## Task directions
Give back the records below verbatim, please, but without a single image.

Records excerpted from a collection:
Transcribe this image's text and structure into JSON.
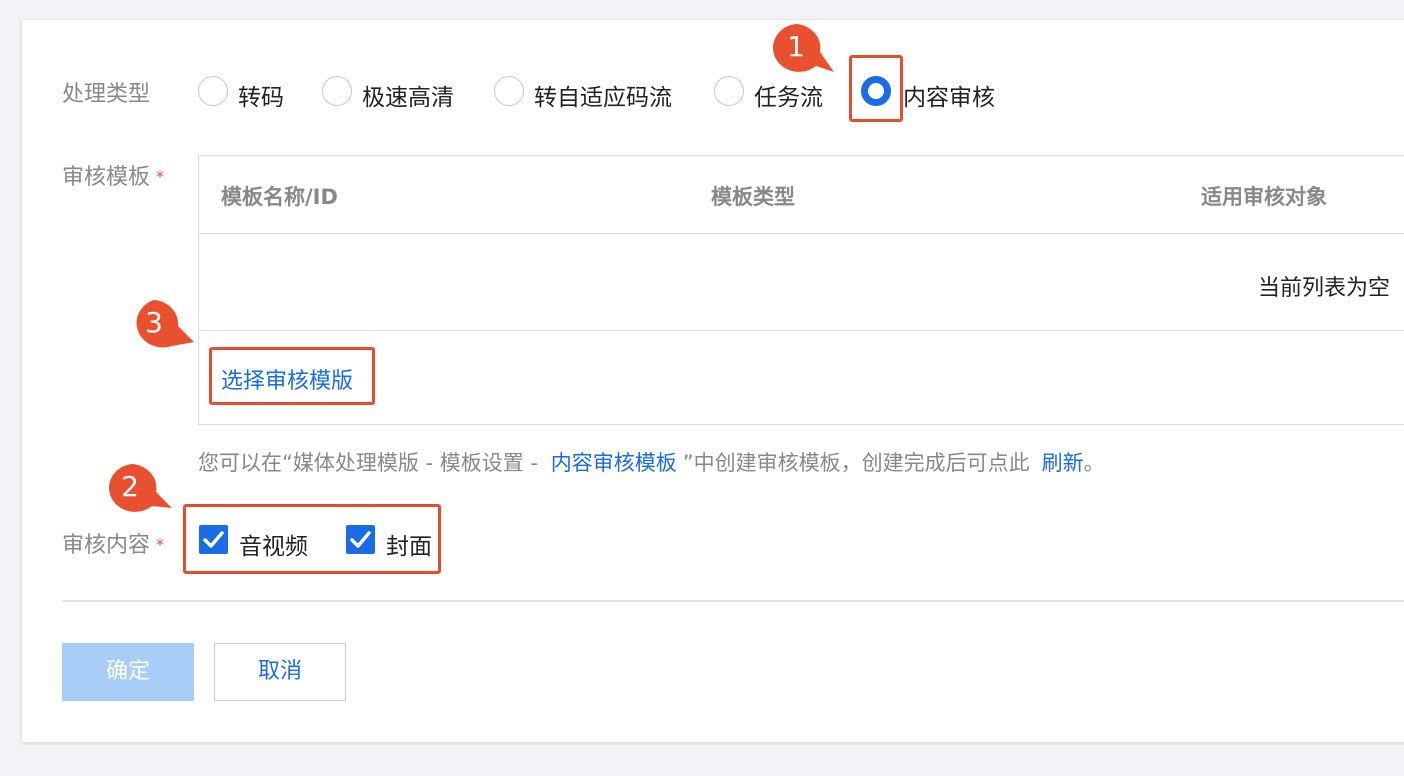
{
  "form": {
    "processing_type_label": "处理类型",
    "options": [
      {
        "label": "转码",
        "checked": false
      },
      {
        "label": "极速高清",
        "checked": false
      },
      {
        "label": "转自适应码流",
        "checked": false
      },
      {
        "label": "任务流",
        "checked": false
      },
      {
        "label": "内容审核",
        "checked": true
      }
    ],
    "template_label": "审核模板",
    "required_mark": "*",
    "table": {
      "columns": [
        "模板名称/ID",
        "模板类型",
        "适用审核对象"
      ],
      "empty_text": "当前列表为空"
    },
    "select_template_link": "选择审核模版",
    "hint": {
      "prefix": "您可以在“媒体处理模版 - 模板设置 - ",
      "link": "内容审核模板",
      "middle": "”中创建审核模板，创建完成后可点此",
      "refresh_link": "刷新",
      "suffix": "。"
    },
    "content_label": "审核内容",
    "content_options": [
      {
        "label": "音视频",
        "checked": true
      },
      {
        "label": "封面",
        "checked": true
      }
    ],
    "confirm_button": "确定",
    "cancel_button": "取消"
  },
  "annotations": {
    "badge_1": "1",
    "badge_2": "2",
    "badge_3": "3",
    "color": "#e9502f"
  },
  "colors": {
    "accent": "#1a6be8",
    "primary_disabled": "#a8cdf8",
    "highlight": "#e0502f"
  }
}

## Written answer
Transcribe this image's text and structure into JSON.
{
  "form": {
    "processing_type_label": "处理类型",
    "options": [
      {
        "label": "转码",
        "checked": false
      },
      {
        "label": "极速高清",
        "checked": false
      },
      {
        "label": "转自适应码流",
        "checked": false
      },
      {
        "label": "任务流",
        "checked": false
      },
      {
        "label": "内容审核",
        "checked": true
      }
    ],
    "template_label": "审核模板",
    "required_mark": "*",
    "table": {
      "columns": [
        "模板名称/ID",
        "模板类型",
        "适用审核对象"
      ],
      "empty_text": "当前列表为空"
    },
    "select_template_link": "选择审核模版",
    "hint": {
      "prefix": "您可以在“媒体处理模版 - 模板设置 - ",
      "link": "内容审核模板",
      "middle": "”中创建审核模板，创建完成后可点此",
      "refresh_link": "刷新",
      "suffix": "。"
    },
    "content_label": "审核内容",
    "content_options": [
      {
        "label": "音视频",
        "checked": true
      },
      {
        "label": "封面",
        "checked": true
      }
    ],
    "confirm_button": "确定",
    "cancel_button": "取消"
  },
  "annotations": {
    "badge_1": "1",
    "badge_2": "2",
    "badge_3": "3",
    "color": "#e9502f"
  },
  "colors": {
    "accent": "#1a6be8",
    "primary_disabled": "#a8cdf8",
    "highlight": "#e0502f"
  }
}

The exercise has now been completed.